:: Source data ::

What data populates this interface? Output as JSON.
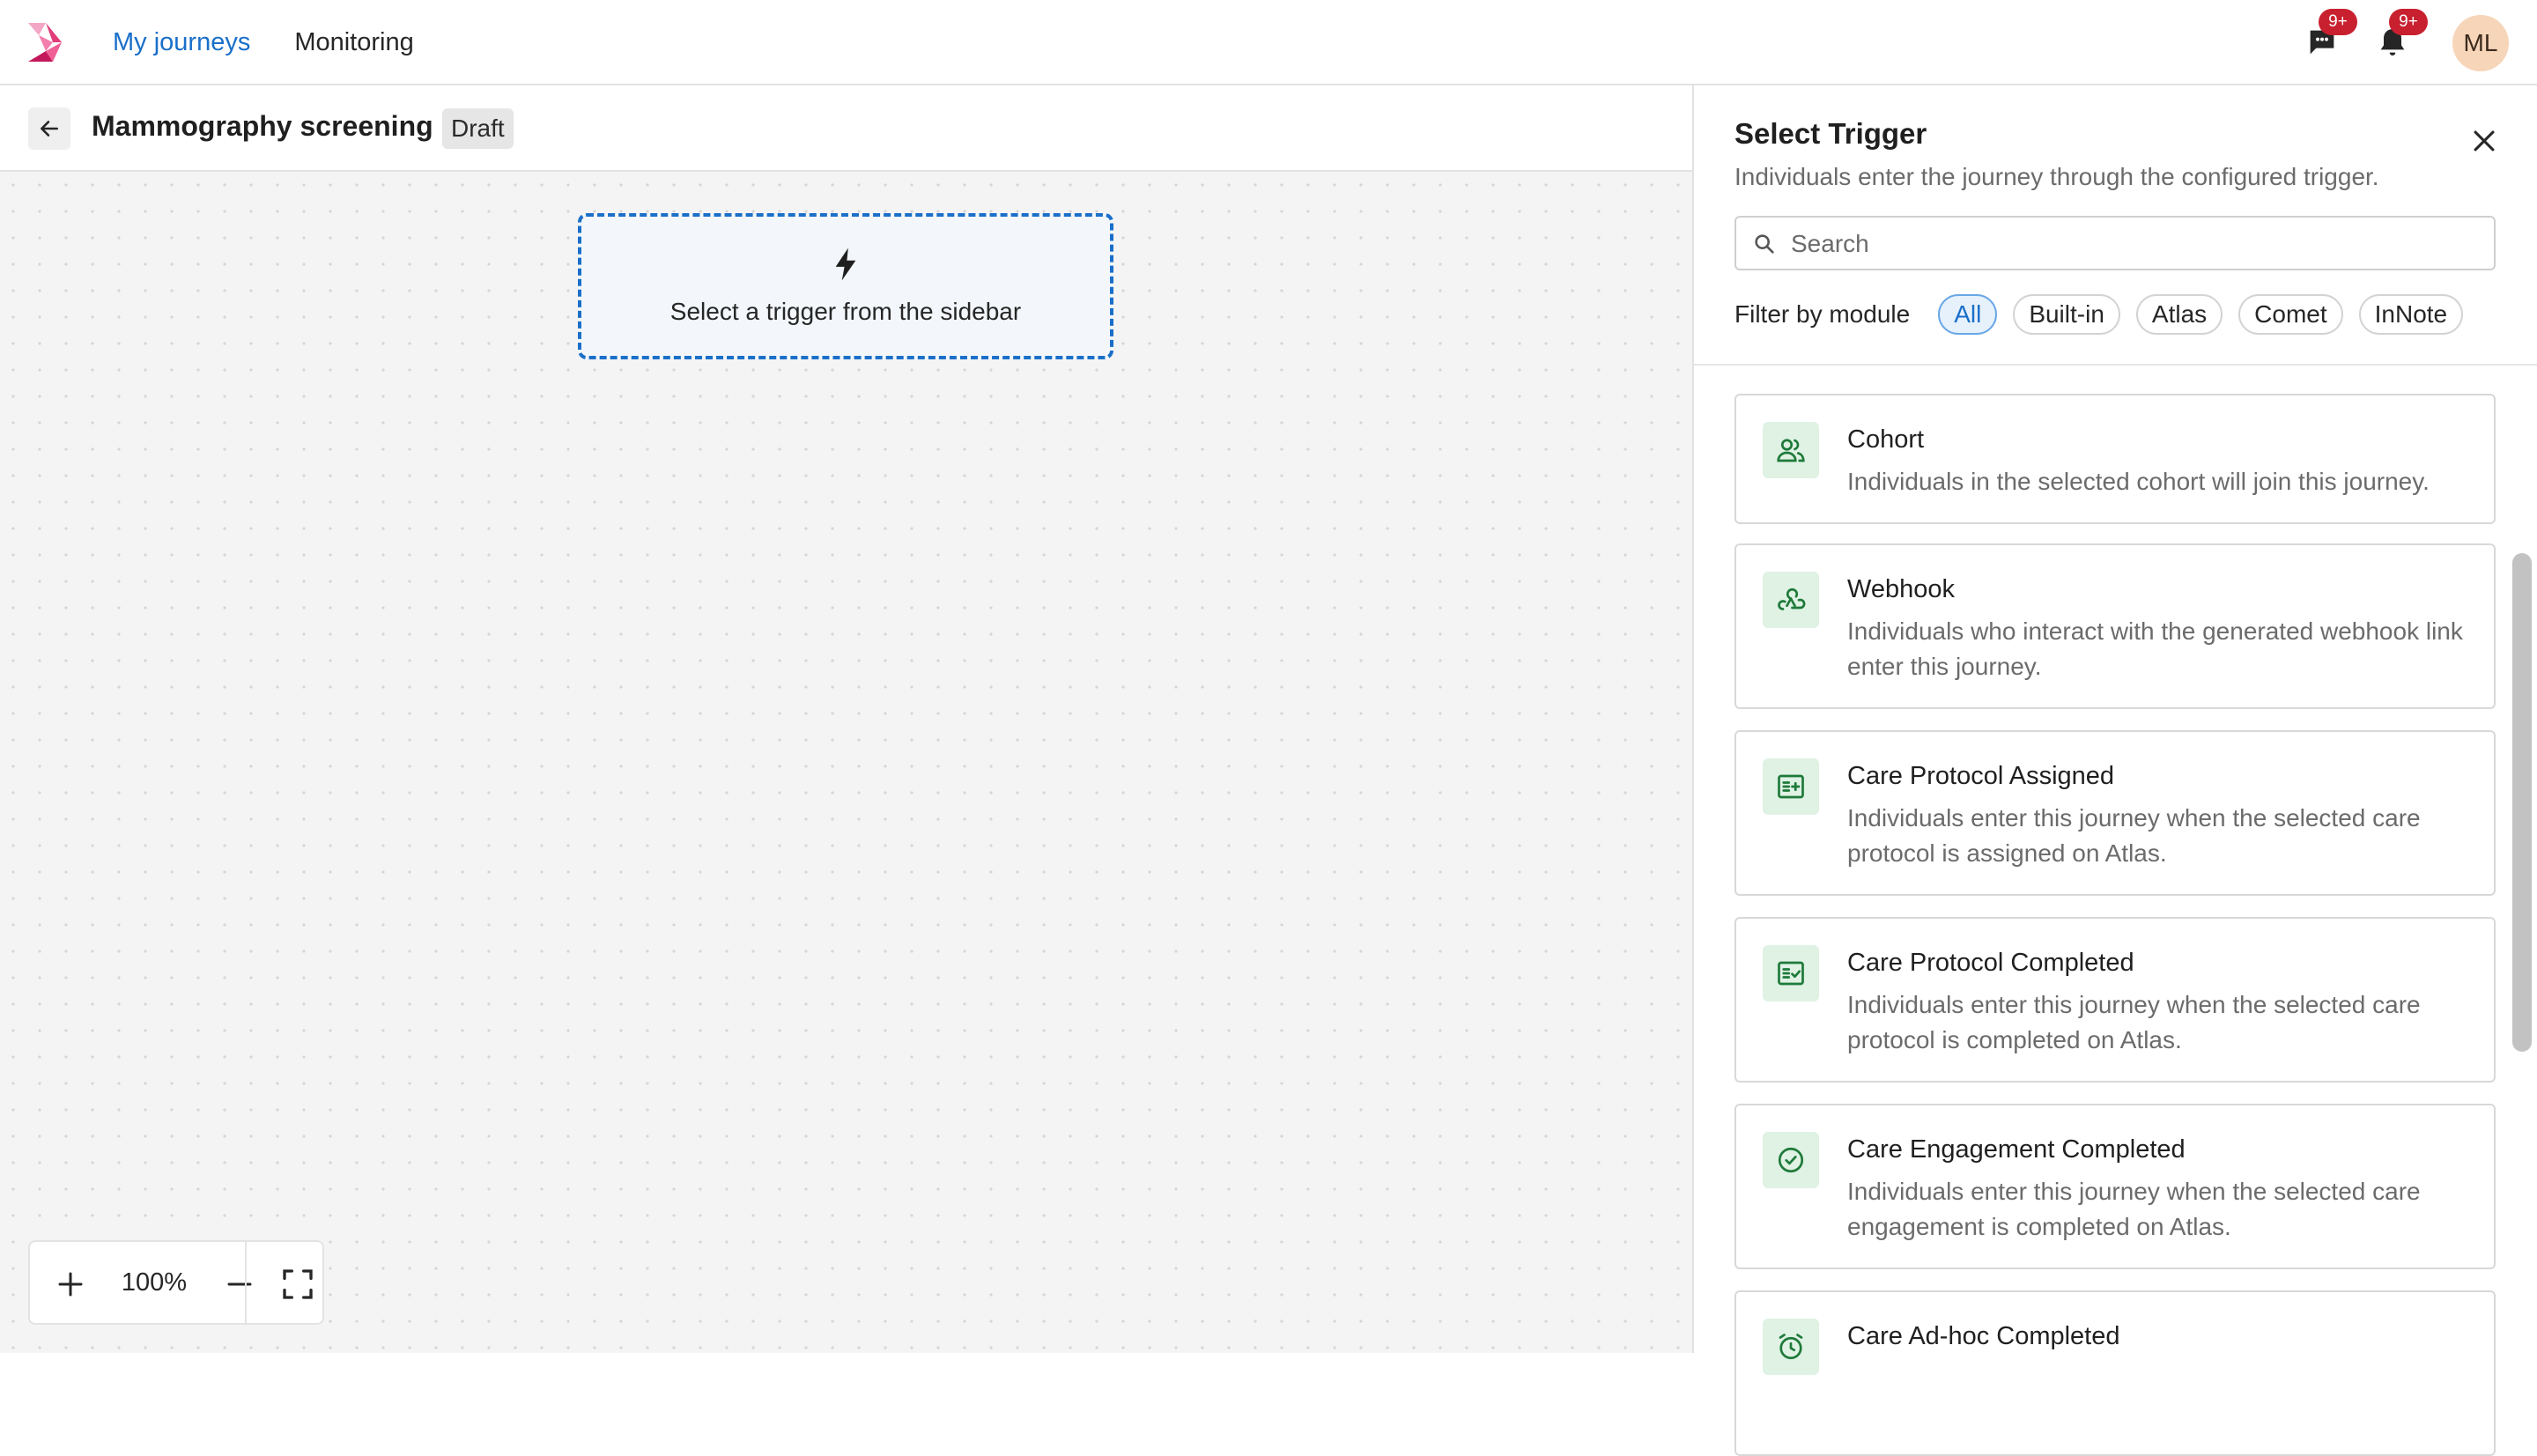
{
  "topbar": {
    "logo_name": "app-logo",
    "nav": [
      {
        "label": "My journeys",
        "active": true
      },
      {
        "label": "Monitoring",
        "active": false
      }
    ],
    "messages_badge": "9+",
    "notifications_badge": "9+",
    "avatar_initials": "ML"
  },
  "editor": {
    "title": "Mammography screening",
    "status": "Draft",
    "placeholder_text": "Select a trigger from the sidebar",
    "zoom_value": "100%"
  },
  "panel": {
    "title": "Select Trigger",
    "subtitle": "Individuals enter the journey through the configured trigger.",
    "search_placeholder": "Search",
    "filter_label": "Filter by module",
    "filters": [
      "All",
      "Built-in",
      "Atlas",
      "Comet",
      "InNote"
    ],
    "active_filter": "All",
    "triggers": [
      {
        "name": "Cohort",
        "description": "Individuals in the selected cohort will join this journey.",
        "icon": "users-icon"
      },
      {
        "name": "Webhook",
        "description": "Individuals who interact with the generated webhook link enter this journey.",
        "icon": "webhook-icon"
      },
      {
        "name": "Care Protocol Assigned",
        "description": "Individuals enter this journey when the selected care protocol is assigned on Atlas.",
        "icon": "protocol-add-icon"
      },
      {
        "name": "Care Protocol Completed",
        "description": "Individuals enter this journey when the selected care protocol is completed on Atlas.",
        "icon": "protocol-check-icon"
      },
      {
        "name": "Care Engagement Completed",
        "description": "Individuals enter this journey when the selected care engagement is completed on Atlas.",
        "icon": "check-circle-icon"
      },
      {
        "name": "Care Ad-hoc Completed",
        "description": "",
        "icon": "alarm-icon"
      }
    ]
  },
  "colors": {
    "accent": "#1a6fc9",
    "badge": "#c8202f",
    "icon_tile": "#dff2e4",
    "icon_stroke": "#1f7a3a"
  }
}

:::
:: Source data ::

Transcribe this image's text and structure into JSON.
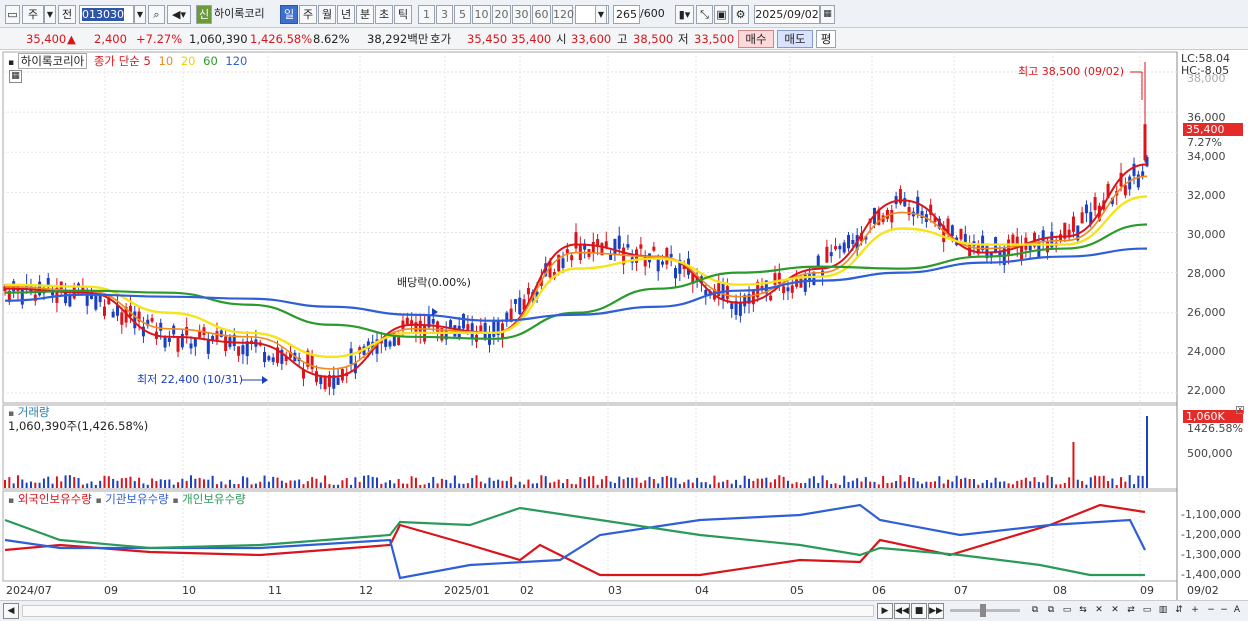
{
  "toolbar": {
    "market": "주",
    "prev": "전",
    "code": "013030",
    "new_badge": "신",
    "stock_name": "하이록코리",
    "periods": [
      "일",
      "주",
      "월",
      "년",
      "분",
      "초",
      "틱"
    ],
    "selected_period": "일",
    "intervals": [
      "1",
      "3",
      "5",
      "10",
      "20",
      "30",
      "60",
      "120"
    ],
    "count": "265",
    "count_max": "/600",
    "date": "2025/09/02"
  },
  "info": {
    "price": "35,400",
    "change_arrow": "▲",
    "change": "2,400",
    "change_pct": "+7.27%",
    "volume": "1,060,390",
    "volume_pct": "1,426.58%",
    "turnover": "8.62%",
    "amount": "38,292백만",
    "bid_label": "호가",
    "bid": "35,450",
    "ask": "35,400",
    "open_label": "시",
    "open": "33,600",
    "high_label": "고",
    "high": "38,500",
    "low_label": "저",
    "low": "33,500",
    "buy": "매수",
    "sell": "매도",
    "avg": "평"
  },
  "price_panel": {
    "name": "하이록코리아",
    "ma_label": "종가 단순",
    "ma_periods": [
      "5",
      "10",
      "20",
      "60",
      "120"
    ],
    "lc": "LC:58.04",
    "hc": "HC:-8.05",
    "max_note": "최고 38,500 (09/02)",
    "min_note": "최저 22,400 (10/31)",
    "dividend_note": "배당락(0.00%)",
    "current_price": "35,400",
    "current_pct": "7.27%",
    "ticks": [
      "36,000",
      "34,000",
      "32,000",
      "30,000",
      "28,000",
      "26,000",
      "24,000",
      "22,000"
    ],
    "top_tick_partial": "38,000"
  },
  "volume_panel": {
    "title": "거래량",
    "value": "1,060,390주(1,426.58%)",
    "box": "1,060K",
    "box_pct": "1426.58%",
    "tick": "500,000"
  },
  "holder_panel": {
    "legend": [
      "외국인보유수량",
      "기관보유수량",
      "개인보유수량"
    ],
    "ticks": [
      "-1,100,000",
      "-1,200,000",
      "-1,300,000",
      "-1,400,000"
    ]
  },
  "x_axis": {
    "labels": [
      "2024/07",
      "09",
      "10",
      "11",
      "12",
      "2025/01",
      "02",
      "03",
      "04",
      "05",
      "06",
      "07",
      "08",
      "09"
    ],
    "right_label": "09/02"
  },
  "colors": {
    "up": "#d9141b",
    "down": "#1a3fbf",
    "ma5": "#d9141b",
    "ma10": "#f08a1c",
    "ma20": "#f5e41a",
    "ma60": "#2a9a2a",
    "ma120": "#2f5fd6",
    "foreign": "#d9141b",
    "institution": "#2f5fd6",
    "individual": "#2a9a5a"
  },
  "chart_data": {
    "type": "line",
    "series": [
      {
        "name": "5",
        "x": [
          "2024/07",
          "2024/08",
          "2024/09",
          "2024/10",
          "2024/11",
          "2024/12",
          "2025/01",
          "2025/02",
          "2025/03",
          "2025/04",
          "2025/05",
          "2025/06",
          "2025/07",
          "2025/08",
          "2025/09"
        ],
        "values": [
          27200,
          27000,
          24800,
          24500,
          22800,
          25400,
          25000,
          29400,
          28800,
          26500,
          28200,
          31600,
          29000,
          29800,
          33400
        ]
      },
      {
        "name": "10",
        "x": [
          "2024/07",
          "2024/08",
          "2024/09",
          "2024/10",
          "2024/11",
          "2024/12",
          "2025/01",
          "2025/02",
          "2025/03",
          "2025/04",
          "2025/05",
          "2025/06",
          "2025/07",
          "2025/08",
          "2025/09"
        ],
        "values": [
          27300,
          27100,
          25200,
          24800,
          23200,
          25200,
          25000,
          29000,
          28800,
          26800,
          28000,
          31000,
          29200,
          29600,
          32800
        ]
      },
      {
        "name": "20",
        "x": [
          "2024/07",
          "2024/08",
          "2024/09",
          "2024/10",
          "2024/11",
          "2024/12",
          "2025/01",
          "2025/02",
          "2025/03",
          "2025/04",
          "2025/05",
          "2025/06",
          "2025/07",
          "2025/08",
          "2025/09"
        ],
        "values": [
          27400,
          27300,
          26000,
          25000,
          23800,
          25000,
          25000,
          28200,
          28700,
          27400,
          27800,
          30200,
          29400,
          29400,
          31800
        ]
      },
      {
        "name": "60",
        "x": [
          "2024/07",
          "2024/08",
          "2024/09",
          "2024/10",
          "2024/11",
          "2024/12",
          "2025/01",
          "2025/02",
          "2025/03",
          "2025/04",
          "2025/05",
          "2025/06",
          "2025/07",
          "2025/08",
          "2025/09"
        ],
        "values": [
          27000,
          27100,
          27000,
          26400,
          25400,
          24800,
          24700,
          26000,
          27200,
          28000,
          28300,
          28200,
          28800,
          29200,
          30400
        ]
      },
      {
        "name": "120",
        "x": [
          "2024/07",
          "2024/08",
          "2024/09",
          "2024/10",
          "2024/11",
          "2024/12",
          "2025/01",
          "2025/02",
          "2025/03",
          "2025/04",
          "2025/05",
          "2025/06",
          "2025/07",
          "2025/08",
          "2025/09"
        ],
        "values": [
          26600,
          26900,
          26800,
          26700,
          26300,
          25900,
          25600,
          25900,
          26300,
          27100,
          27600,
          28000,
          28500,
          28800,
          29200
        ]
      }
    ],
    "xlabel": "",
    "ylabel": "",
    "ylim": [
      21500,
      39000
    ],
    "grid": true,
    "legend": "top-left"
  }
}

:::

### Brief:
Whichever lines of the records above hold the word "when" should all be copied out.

### Solution for this task:
        "description": "Individuals enter this journey when the selected care protocol is assigned on Atlas.",
        "description": "Individuals enter this journey when the selected care protocol is completed on Atlas.",
        "description": "Individuals enter this journey when the selected care engagement is completed on Atlas.",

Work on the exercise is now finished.